STUTTGART: German-headquartered Porsche, the world's most profitable car manufacturer, on Tuesday tightened its coils around compatriot Volkswagen, upping its stake to beyond 35% and effectively taking control of Europe's largest automaker.

Porsche, whose luxury sports cars are as coveted as they are pricey, is now required under German company law to make a formal offer for VW's own hot and ritzy marque Audi. Despite which the Stuttgart company has undertaken that it will not take control of the latter.

Porsche has upped its existing stake in VW by a further 4.89% of ordinary shares, bringing  its total holding to 35.14% of the voting rights. Which although much smaller than VW, gives it de facto control of the auto giant.

Porsche ceo Wendelin Wiedeking said his aim is now to lift its stake in VW stake to above 50%, as agreed in March by the Porsche board.

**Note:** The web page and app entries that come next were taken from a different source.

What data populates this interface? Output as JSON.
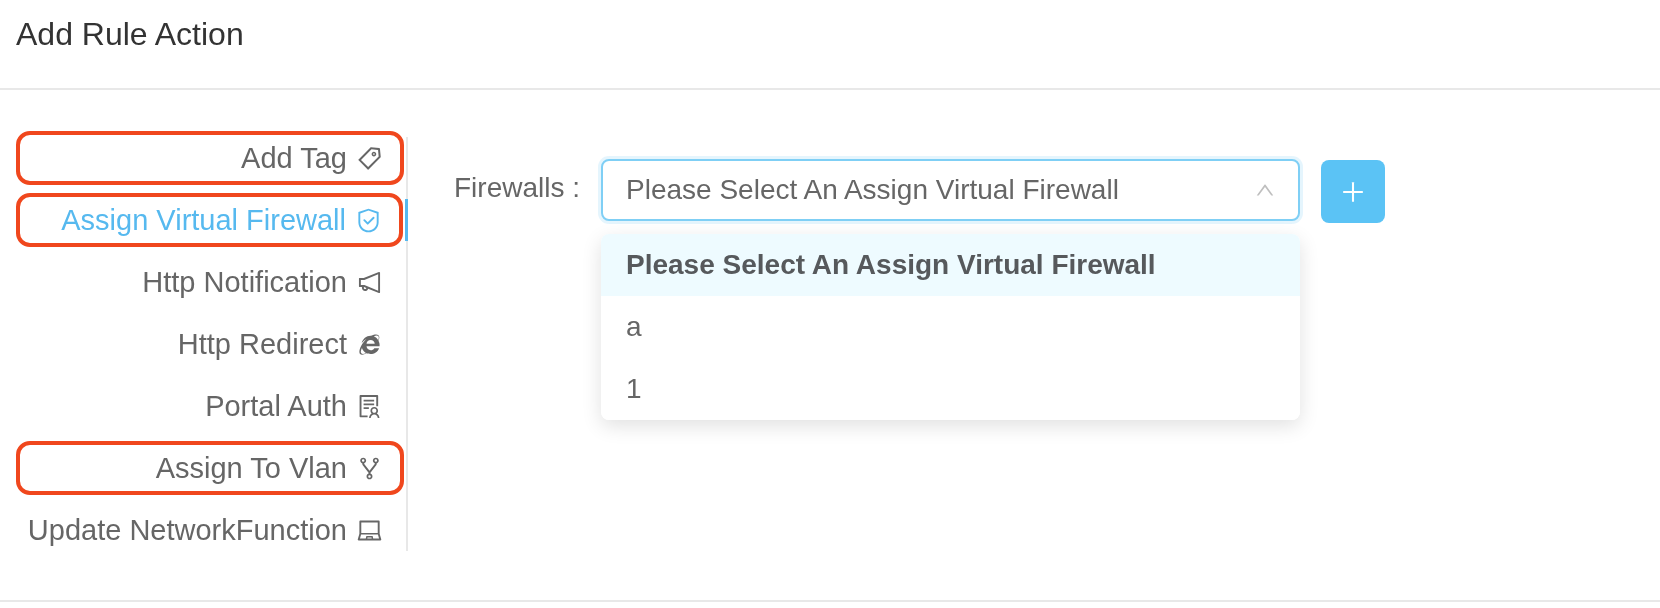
{
  "dialog": {
    "title": "Add Rule Action"
  },
  "sidebar": {
    "items": [
      {
        "label": "Add Tag",
        "selected": false,
        "highlighted": true
      },
      {
        "label": "Assign Virtual Firewall",
        "selected": true,
        "highlighted": true
      },
      {
        "label": "Http Notification",
        "selected": false,
        "highlighted": false
      },
      {
        "label": "Http Redirect",
        "selected": false,
        "highlighted": false
      },
      {
        "label": "Portal Auth",
        "selected": false,
        "highlighted": false
      },
      {
        "label": "Assign To Vlan",
        "selected": false,
        "highlighted": true
      },
      {
        "label": "Update NetworkFunction",
        "selected": false,
        "highlighted": false
      }
    ]
  },
  "form": {
    "label": "Firewalls :",
    "select": {
      "value": "Please Select An Assign Virtual Firewall",
      "expanded": true,
      "options": [
        {
          "label": "Please Select An Assign Virtual Firewall",
          "selected": true
        },
        {
          "label": "a",
          "selected": false
        },
        {
          "label": "1",
          "selected": false
        }
      ]
    }
  }
}
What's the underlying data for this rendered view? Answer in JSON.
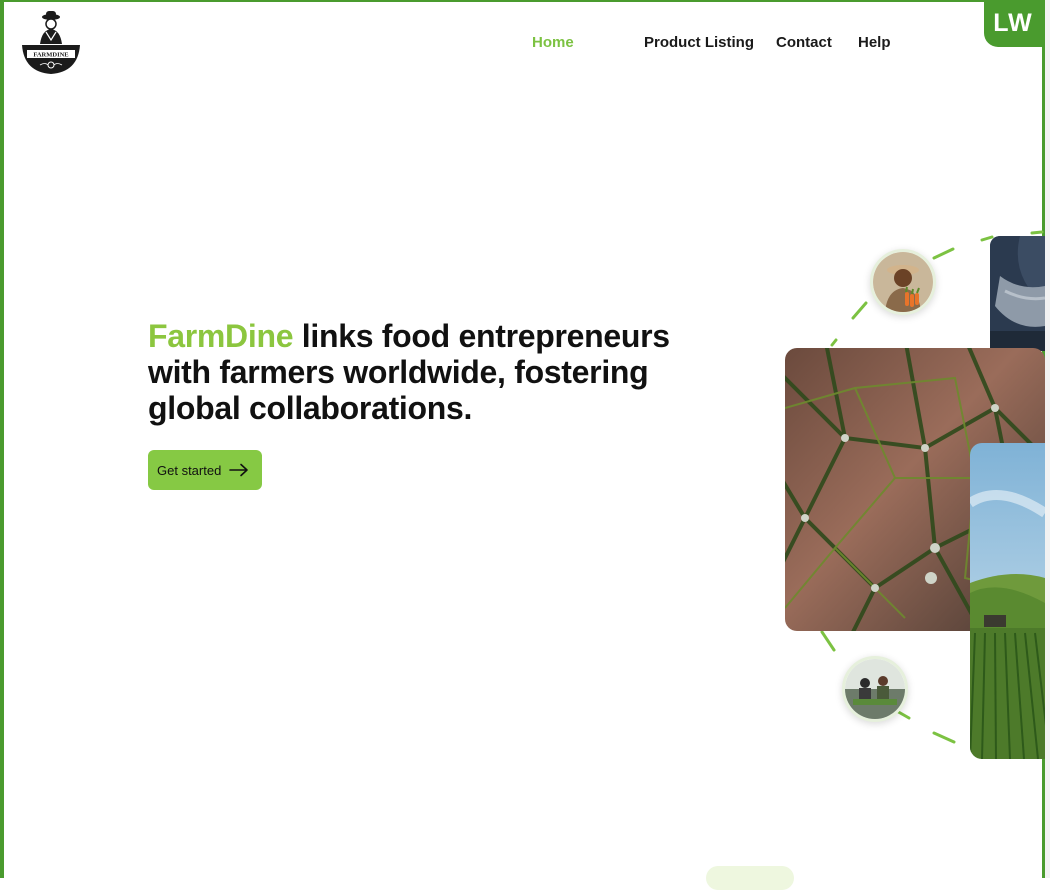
{
  "brand": {
    "name": "FARMDINE"
  },
  "nav": {
    "items": [
      {
        "label": "Home",
        "active": true
      },
      {
        "label": "Product Listing",
        "active": false
      },
      {
        "label": "Contact",
        "active": false
      },
      {
        "label": "Help",
        "active": false
      }
    ]
  },
  "user": {
    "initials": "LW"
  },
  "hero": {
    "brand_word": "FarmDine",
    "headline_rest": " links food entrepreneurs with farmers worldwide, fostering global collaborations.",
    "cta_label": "Get started"
  },
  "colors": {
    "accent": "#8cc63f",
    "button": "#86c944",
    "frame": "#4a9b2e"
  },
  "icons": {
    "cta": "arrow-right-icon",
    "logo": "farmer-logo-icon"
  }
}
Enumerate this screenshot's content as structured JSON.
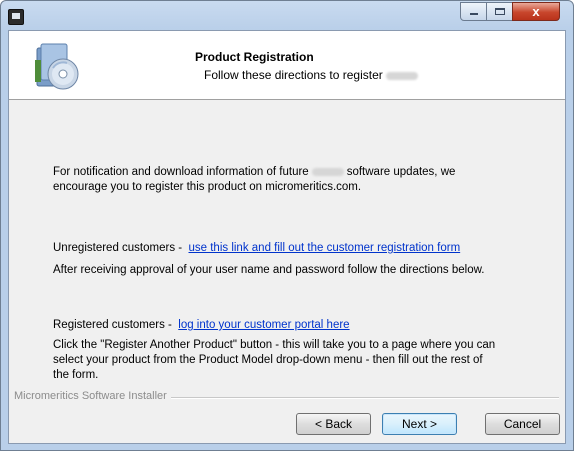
{
  "window": {
    "title": "",
    "controls": {
      "minimize": "",
      "maximize": "",
      "close": "x"
    }
  },
  "header": {
    "title": "Product Registration",
    "subtitle_prefix": "Follow these directions to register"
  },
  "body": {
    "intro_prefix": "For notification and download information of future",
    "intro_suffix": "software updates, we",
    "intro_line2": "encourage you to register this product on micromeritics.com.",
    "unregistered_label": "Unregistered customers -",
    "unregistered_link": "use this link and fill out the customer registration form",
    "unregistered_note": "After receiving approval of your user name and password follow the directions below.",
    "registered_label": "Registered customers -",
    "registered_link": "log into your customer portal here",
    "registered_note_1": "Click the \"Register Another Product\" button - this will take you to a page where you can",
    "registered_note_2": "select your product from the Product Model drop-down menu - then fill out the rest of",
    "registered_note_3": "the form."
  },
  "footer": {
    "installer_label": "Micromeritics Software Installer",
    "back": "< Back",
    "next": "Next >",
    "cancel": "Cancel"
  },
  "icons": [
    "app-icon",
    "installer-disc-icon",
    "minimize-icon",
    "maximize-icon",
    "close-icon"
  ]
}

He is seeking cooperation "based on a spirit of mutual trust" and hopes for a speedy deal with unions of the respective companies.

But it may not be a case of "seek and ye shall find", given that the VW works council has repeatedly expressed skepticism at Porsche's maneuvrings to seize control. The workers' hand is also strengthened by the 20%-plus blocking vote held by the German state of Lower Saxony.

This strategic vote is not to the liking of European Commissioner Charlie McCreevy, who last week vowed take the German federal government to the European Court of Justice to overturn the so-called 'VW law' that gives Lower Saxony a blocking vote.

He argues that the vote is illegal under European Union competition rules.

State premier Christian Wulff, who ex officio sits on VW's board, said he did not believe the commission would heed McCreevy's call, opining that the EU cannot interfere in German company law.

VW's broad spread of shareholders, said Wulff, "had thus far benefited" the company. "This tradition will be defended," he declared.

Data sourced from Deutsche Welle (Germany); additional content by WARC staff